Simply put: athenahealth’s job is to enable a business model where it profits from caregivers profiting from being more profitable.
There are several underlying principles that help this goal along. “Health information should be exchange in a self-sustaining marketplace…a farmer’s market for health information,” Bush further explained. “This is a national backbone.”
Second, “people need to profit from basic comparative advantage of caregivers,” alluding to Michael Porter’s “comparative advantage” research from my world of economics. “If something can be done in a cheaper, better place, everybody should make more money moving it there,” Bush asserted, noting the growth of retail clinics and other community-based lower-cost, high quality settings: ergo, delivering care where people live, work, play and pray. But, he noted, “today’s highest hope in a hospital system is to (have patients) drive downtown to the ‘U’ to get an MRI instead of going close to home” for the diagnostic exam. This is more expensive in time, convenience, and displeasure for the patient, and often more costly for the health plan and consumer, as well.
Third, “There needs to be intimacy between caregiver and patient. All the technology we bring to bear needs to increase true present moment awareness between patient and caregiver,” Bush believes. “The doctor is thinking about the patient,” so that the patient is thinking, in that “present moment,” “doctor, you are here for me as a caregiver.”
The role of the cloud-based system is to surveil the activities of patients to capture health encounters so that athenahealth care track the costs of care in near-real time. Again, the mission: to enable their clients (health providers) to financially benefit from reducing health costs throughout the cycle of care.

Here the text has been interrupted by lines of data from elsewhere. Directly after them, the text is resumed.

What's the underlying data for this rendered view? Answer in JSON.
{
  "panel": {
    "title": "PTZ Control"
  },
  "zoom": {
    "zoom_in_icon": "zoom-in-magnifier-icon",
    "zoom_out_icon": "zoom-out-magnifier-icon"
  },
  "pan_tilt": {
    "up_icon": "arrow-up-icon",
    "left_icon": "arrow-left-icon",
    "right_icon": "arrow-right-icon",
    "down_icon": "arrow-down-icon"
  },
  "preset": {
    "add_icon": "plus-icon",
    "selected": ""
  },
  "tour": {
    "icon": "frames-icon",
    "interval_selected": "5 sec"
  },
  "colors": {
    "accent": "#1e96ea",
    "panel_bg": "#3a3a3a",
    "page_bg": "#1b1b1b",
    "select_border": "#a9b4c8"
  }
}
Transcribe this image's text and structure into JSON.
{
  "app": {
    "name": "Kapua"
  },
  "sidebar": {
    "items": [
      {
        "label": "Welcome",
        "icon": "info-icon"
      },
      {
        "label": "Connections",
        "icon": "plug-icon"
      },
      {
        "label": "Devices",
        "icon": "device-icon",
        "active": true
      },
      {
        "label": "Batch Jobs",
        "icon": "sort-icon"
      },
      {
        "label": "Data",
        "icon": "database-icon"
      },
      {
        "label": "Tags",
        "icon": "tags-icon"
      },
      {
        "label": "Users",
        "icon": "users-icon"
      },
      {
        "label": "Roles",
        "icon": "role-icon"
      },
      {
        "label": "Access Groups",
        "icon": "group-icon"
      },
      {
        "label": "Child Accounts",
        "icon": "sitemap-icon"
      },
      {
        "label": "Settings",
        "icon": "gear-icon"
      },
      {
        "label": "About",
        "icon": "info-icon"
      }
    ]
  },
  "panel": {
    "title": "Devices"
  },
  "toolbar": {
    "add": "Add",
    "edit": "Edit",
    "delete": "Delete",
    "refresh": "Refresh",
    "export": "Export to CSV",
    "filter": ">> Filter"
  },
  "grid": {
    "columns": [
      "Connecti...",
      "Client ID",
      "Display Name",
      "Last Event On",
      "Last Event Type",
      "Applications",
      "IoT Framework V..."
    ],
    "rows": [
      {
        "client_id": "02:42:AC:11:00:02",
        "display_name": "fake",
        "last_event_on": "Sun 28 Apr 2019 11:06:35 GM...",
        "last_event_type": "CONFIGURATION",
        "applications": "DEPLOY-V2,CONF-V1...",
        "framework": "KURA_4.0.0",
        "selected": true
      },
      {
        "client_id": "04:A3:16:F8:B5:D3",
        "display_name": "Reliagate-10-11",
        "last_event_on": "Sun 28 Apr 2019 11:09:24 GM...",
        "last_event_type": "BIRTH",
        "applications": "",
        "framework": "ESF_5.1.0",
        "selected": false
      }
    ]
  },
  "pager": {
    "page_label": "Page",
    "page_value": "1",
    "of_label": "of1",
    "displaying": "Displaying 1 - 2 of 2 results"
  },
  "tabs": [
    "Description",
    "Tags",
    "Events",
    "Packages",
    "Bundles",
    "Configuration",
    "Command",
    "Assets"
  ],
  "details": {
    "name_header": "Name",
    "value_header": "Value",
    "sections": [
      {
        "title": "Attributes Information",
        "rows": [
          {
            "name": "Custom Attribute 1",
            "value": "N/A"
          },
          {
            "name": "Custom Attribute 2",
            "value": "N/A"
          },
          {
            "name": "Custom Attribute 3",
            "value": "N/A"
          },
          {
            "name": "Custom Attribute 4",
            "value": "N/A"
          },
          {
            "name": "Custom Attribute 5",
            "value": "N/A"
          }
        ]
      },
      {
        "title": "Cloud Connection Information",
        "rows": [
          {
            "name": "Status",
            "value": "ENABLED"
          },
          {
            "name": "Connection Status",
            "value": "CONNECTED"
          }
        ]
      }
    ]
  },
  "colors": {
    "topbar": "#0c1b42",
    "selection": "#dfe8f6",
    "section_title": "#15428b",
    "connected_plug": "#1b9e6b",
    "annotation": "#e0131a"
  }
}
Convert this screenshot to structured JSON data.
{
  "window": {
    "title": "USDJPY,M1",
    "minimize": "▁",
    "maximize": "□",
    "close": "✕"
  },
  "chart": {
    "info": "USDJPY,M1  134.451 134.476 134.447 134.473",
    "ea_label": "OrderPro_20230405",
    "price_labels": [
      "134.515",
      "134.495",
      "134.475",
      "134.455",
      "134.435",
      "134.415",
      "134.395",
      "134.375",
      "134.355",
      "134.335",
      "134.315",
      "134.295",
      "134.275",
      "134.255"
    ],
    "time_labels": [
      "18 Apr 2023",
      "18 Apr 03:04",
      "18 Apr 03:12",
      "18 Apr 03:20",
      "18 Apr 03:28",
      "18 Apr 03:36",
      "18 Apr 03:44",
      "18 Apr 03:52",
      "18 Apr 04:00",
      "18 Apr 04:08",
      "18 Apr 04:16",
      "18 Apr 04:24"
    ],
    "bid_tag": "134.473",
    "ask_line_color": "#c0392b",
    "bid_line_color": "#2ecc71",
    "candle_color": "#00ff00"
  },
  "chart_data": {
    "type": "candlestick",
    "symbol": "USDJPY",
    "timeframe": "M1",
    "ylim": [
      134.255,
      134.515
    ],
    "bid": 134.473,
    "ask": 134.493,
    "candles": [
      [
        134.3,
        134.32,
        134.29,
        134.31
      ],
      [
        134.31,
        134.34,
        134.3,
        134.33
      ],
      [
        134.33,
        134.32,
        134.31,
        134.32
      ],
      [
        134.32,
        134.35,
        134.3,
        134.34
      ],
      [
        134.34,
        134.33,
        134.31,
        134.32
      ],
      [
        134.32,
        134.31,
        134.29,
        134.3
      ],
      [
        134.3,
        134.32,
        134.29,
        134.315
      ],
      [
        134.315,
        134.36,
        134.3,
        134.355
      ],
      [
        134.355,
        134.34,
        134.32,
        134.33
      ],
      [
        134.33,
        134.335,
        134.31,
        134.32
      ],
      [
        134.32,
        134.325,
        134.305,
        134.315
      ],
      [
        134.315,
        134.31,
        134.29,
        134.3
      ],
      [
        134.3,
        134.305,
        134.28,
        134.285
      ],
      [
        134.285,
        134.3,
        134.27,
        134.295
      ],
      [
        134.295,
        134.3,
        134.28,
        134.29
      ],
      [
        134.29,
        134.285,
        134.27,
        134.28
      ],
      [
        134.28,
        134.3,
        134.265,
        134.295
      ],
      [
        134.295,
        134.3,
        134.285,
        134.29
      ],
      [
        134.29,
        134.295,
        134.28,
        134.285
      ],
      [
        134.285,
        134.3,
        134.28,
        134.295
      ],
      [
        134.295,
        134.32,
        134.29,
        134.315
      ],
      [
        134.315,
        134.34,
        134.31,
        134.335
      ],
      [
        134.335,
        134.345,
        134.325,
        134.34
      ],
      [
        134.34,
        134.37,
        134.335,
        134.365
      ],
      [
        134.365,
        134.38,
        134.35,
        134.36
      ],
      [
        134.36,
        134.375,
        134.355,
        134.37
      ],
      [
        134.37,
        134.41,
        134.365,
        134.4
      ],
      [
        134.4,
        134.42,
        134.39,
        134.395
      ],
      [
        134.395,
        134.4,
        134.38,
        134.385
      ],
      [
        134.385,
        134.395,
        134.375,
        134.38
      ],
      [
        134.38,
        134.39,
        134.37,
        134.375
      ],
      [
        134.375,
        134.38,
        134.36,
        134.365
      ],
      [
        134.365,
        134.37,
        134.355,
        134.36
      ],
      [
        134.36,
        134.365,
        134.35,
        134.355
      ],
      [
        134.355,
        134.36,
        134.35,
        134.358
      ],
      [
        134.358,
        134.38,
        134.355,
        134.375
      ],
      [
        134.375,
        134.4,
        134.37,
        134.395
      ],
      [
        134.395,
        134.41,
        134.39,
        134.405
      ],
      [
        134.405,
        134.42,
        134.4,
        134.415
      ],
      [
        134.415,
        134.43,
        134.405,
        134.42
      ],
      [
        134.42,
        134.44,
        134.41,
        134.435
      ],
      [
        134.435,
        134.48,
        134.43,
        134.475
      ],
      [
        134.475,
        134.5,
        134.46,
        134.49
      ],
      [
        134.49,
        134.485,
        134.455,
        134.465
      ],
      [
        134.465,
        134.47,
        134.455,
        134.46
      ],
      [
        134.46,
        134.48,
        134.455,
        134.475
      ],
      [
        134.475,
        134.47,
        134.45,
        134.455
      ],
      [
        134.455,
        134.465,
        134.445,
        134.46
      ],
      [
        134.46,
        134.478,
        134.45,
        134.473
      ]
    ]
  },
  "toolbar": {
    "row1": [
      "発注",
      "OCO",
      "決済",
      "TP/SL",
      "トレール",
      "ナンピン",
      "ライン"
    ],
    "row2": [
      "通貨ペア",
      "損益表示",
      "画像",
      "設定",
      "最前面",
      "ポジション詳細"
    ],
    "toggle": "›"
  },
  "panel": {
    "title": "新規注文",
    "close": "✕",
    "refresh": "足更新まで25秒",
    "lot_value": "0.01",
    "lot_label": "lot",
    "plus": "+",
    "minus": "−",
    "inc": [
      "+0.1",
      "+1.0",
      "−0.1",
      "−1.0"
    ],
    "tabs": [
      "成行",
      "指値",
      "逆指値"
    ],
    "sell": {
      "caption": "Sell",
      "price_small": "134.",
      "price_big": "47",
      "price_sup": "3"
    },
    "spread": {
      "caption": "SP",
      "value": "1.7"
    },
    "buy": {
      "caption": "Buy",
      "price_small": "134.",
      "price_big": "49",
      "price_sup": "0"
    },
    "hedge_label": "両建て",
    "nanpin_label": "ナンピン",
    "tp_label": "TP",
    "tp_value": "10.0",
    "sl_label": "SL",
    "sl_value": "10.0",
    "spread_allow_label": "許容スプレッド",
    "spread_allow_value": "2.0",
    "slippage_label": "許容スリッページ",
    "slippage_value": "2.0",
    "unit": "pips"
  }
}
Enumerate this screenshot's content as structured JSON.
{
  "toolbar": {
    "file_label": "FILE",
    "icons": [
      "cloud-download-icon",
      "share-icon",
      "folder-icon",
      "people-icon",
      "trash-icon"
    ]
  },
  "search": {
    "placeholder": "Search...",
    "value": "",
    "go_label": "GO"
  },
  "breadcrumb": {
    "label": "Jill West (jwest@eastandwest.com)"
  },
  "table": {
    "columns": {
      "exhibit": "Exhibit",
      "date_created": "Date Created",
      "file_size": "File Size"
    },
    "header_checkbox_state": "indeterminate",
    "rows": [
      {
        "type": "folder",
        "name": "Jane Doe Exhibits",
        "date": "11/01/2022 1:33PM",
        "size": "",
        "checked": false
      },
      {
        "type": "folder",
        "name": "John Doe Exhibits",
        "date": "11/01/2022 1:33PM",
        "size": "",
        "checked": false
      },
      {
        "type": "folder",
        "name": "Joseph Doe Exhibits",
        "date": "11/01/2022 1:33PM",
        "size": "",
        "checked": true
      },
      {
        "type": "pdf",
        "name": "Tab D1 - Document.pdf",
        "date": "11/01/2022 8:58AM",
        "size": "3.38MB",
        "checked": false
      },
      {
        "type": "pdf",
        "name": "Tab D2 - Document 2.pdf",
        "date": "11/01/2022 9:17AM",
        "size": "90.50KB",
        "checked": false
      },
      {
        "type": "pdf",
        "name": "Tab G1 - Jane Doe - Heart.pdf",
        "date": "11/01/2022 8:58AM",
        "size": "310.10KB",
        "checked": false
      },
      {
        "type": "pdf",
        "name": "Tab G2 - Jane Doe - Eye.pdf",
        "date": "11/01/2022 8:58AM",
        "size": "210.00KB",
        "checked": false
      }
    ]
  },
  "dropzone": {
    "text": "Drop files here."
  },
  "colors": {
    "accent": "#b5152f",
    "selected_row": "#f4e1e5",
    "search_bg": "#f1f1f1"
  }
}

Athenahealth has had notable success working with smaller hospitals and physician groups that compete “in the shadows” with larger (often higher-cost) hospitals. In the value-based and accountable care era of health financing, it’s those caregivers who deliver quality care at lower costs who win. Athenahealth believes they’re a secret in providers’ sauce who want to win in that fiscally-challenging environment.
“When you want to be a network of caregivers that influences a population,” Bush promoted, “athena Clarity is your bio-surveillance, knowing where cost is happening” and identifying optimal care providers in the network. “The new revenue cycle is the clinical cycle,” Bush quipped.
In that network, it will be strategically important to encompass lower-cost providers in settings that can be appropriate to the clinical task, such as retail and urgent care clinics, pharmacies, and ambulatory care centers. “Today, those places are just trying to figure out how to break even on Pap smears and shots,” Bush recognized, but he anticipates their growth in the growing accountable care era.
Health Populi’s Hot Points: “What happens to retail health is the single most important arbiter of whether we can dig out of the hole we’re in,” Bush concluded, alluding to the health cost fiscal cliff facing America and Americans.
Ultimately, Bush and I were talking about a community health ecosystem, beyond accountable care “organizations” and more like accountable care communities. “You are a switch in a river of information,” athenahealth tells providers. “You are not an island of information.” Health information is generated well beyond the caregiver’s walls, as Bush’s quote in the ad, above, attests. Health information “happens” in schools, in pharmacies, at workplace clinics, and most assuredly, at home – the person/patient’s real medical home.
Thus, health information technology can be the backbone to promote health in communities, and while athenahealth is clearly in the business of making money with and for clinicians, they’re also talking about a mission that could lead to healthier communities – both in terms of public health and fiscal health.